> TASK DESCRIPTION
Every line from the one with "Convert this screenshot" to the end of the data needs to be copied exactly, and no line before it.

Items from an interface collection:
+++
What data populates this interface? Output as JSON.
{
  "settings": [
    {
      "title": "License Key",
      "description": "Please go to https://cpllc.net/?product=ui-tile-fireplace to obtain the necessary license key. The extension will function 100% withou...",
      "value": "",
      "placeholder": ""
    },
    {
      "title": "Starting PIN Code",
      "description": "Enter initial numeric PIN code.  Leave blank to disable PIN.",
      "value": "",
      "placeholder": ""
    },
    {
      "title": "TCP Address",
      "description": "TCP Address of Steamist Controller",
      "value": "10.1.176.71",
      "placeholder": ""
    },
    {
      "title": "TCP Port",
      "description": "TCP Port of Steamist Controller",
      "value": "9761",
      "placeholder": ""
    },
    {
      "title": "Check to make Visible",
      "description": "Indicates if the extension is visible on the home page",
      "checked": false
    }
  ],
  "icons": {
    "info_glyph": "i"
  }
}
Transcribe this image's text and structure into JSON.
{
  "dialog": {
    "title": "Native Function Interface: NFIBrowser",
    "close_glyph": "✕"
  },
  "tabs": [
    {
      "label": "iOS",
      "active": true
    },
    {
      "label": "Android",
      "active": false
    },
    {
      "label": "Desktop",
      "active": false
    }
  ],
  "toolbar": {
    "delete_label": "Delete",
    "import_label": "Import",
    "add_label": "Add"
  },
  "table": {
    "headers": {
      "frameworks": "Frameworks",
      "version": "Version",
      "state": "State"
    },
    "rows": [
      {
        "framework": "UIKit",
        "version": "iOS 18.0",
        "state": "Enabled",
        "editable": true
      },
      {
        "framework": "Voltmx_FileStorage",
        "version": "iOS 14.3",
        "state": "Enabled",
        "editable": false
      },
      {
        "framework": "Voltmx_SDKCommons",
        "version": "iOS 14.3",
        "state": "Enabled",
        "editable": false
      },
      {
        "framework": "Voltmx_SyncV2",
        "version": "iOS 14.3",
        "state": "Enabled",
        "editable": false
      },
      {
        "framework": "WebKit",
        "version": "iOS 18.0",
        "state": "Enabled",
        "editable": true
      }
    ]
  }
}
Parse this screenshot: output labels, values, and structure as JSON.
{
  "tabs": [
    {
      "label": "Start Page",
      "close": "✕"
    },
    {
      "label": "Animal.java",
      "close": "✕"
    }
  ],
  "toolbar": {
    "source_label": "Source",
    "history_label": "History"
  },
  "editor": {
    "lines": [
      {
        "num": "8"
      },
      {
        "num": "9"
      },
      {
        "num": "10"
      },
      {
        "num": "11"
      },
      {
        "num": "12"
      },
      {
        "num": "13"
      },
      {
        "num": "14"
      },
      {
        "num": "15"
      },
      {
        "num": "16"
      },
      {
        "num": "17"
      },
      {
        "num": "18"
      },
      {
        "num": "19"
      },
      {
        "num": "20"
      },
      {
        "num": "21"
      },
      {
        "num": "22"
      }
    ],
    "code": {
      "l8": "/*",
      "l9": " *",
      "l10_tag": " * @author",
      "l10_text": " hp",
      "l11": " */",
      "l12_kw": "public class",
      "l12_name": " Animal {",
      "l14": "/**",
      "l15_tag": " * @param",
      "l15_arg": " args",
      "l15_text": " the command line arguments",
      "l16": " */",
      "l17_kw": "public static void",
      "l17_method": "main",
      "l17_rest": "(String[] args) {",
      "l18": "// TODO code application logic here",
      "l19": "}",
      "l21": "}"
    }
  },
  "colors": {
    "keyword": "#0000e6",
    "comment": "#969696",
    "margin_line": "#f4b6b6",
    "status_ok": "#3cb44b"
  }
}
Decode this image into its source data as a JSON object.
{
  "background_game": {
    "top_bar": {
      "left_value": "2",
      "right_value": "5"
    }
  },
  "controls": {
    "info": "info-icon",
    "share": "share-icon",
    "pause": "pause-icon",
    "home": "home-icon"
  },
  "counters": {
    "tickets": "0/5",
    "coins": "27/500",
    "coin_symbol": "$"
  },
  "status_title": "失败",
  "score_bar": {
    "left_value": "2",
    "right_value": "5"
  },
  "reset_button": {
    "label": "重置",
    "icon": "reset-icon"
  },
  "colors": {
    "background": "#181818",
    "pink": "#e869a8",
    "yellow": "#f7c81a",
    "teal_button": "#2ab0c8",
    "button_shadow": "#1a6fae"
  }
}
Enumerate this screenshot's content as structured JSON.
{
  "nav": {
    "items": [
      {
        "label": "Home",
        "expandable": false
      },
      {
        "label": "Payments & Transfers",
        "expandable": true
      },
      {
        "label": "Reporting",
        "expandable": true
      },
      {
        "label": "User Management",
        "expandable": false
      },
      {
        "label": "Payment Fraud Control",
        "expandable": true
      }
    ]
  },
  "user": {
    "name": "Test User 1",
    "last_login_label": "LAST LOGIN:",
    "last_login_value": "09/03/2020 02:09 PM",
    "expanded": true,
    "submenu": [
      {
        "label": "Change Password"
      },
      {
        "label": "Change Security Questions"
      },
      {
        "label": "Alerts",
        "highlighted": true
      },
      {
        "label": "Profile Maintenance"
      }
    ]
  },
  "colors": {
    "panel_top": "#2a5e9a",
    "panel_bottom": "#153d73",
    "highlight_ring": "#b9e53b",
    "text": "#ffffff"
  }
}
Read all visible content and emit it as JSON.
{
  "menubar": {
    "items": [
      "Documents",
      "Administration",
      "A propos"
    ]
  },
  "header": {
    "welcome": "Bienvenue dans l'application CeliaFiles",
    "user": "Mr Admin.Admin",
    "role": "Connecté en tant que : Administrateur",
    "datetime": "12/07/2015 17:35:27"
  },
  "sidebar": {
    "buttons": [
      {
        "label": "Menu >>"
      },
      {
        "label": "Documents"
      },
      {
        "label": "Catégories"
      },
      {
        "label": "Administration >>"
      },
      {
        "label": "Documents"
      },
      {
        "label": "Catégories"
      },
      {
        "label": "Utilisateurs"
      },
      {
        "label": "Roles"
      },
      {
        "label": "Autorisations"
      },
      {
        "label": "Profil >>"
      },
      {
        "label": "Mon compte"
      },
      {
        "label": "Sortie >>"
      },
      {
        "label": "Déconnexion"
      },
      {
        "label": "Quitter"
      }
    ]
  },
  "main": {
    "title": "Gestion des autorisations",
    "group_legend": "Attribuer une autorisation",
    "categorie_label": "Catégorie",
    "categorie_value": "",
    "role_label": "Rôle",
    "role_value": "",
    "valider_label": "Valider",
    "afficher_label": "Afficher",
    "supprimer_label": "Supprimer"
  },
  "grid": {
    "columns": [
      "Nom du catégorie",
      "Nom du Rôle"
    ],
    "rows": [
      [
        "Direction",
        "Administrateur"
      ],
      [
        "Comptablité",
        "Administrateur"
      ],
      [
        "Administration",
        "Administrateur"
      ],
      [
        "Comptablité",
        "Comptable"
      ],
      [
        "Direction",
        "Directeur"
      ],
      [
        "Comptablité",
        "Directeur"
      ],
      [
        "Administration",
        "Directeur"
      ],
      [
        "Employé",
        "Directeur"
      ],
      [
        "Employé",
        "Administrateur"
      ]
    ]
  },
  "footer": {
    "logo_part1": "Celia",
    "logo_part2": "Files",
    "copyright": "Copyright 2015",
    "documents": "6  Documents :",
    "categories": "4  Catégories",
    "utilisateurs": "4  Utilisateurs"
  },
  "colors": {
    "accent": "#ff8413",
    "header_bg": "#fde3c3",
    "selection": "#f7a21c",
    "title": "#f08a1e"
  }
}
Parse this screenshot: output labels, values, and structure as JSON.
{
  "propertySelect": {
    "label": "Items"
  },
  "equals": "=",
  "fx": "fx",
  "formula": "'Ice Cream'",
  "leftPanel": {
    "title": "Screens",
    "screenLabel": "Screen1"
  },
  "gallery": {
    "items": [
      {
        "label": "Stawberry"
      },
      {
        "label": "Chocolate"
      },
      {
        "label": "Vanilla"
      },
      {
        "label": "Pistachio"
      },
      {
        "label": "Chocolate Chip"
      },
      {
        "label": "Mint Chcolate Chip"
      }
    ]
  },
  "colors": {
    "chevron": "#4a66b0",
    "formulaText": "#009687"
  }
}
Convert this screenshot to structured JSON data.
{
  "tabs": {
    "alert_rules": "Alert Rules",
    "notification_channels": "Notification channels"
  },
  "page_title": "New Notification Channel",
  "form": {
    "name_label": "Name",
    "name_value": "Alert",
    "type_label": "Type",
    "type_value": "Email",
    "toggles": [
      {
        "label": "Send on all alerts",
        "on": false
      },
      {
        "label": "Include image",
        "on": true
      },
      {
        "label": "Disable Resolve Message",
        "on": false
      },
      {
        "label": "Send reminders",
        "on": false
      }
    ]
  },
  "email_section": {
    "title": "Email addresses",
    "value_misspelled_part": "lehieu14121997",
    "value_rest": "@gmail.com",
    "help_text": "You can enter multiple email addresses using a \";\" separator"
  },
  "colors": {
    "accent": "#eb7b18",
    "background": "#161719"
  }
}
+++
> FINAL ANSWER
Convert this screenshot to structured JSON data.
{
  "tabs": {
    "alert_rules": "Alert Rules",
    "notification_channels": "Notification channels"
  },
  "page_title": "New Notification Channel",
  "form": {
    "name_label": "Name",
    "name_value": "Alert",
    "type_label": "Type",
    "type_value": "Email",
    "toggles": [
      {
        "label": "Send on all alerts",
        "on": false
      },
      {
        "label": "Include image",
        "on": true
      },
      {
        "label": "Disable Resolve Message",
        "on": false
      },
      {
        "label": "Send reminders",
        "on": false
      }
    ]
  },
  "email_section": {
    "title": "Email addresses",
    "value_misspelled_part": "lehieu14121997",
    "value_rest": "@gmail.com",
    "help_text": "You can enter multiple email addresses using a \";\" separator"
  },
  "colors": {
    "accent": "#eb7b18",
    "background": "#161719"
  }
}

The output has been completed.